Could you repeat the records below exactly, without the pictures?

Recorded data section start

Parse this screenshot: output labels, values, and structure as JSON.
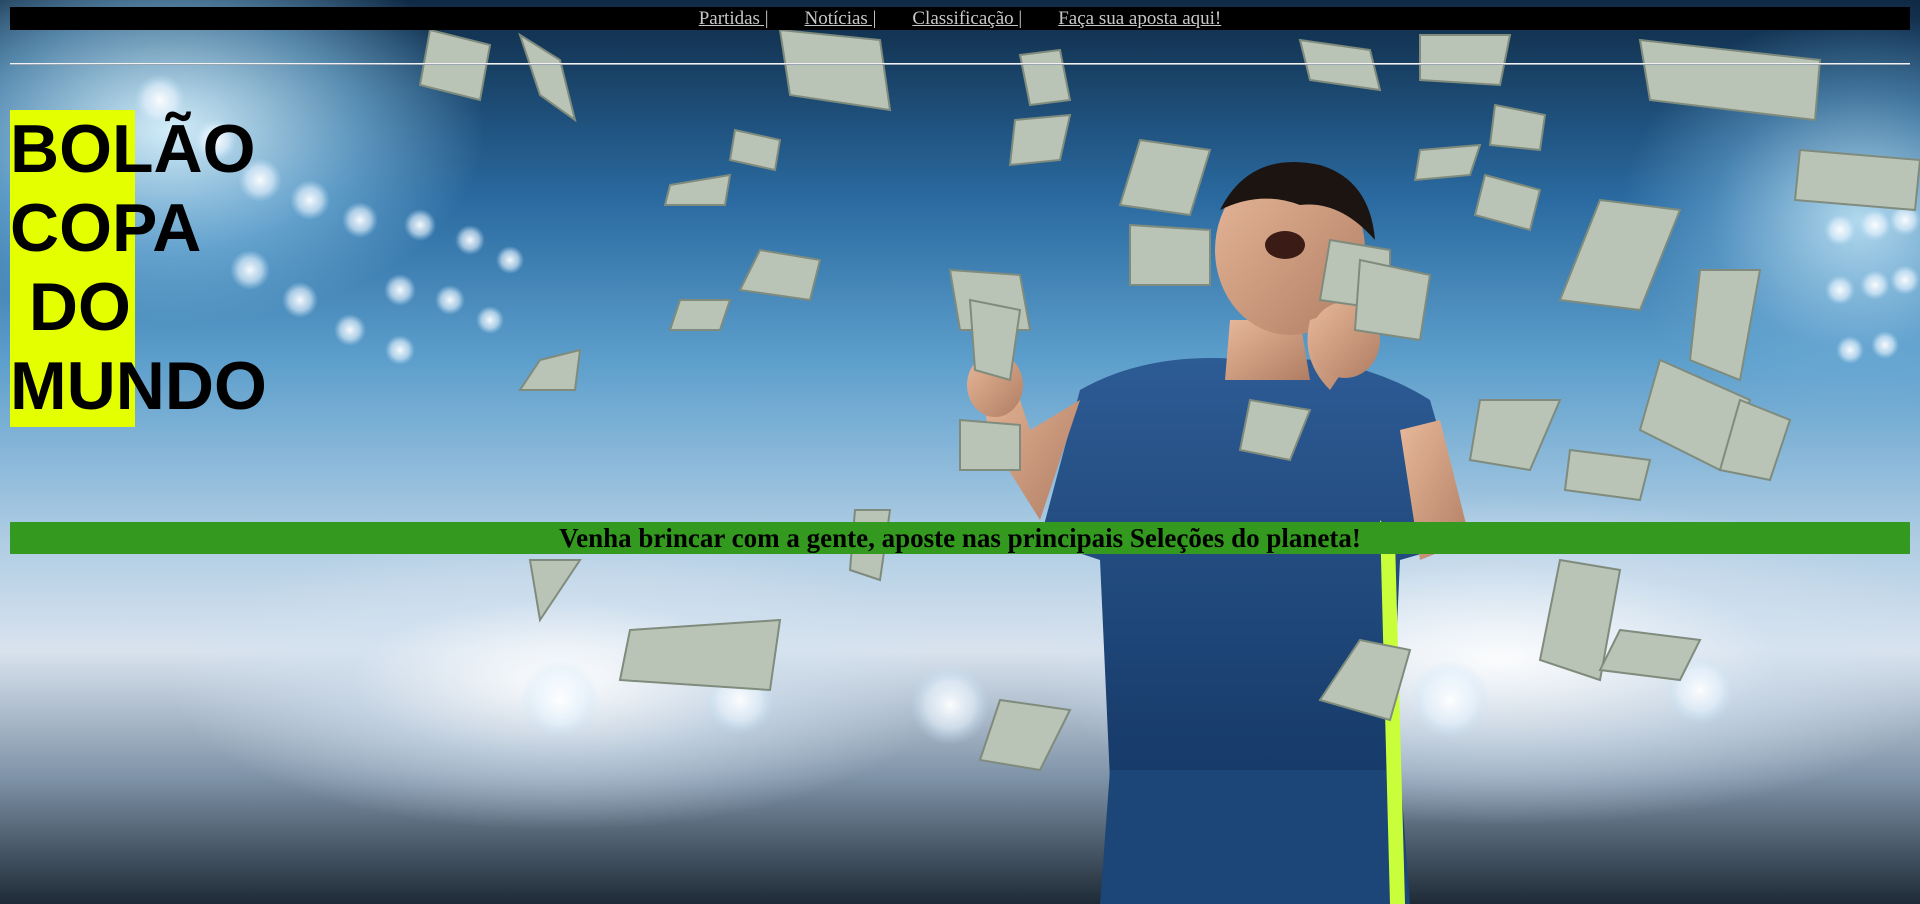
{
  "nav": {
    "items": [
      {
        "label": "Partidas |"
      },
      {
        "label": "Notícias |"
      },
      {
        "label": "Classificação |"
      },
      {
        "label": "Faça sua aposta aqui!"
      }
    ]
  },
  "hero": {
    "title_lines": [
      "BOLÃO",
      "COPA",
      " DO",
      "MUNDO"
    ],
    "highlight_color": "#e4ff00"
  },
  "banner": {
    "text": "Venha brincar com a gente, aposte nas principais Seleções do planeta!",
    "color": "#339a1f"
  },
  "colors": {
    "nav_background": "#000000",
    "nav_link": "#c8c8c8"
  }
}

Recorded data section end

- [Your response]
Parse this screenshot: output labels, values, and structure as JSON.
{
  "nav": {
    "items": [
      {
        "label": "Partidas |"
      },
      {
        "label": "Notícias |"
      },
      {
        "label": "Classificação |"
      },
      {
        "label": "Faça sua aposta aqui!"
      }
    ]
  },
  "hero": {
    "title_lines": [
      "BOLÃO",
      "COPA",
      " DO",
      "MUNDO"
    ],
    "highlight_color": "#e4ff00"
  },
  "banner": {
    "text": "Venha brincar com a gente, aposte nas principais Seleções do planeta!",
    "color": "#339a1f"
  },
  "colors": {
    "nav_background": "#000000",
    "nav_link": "#c8c8c8"
  }
}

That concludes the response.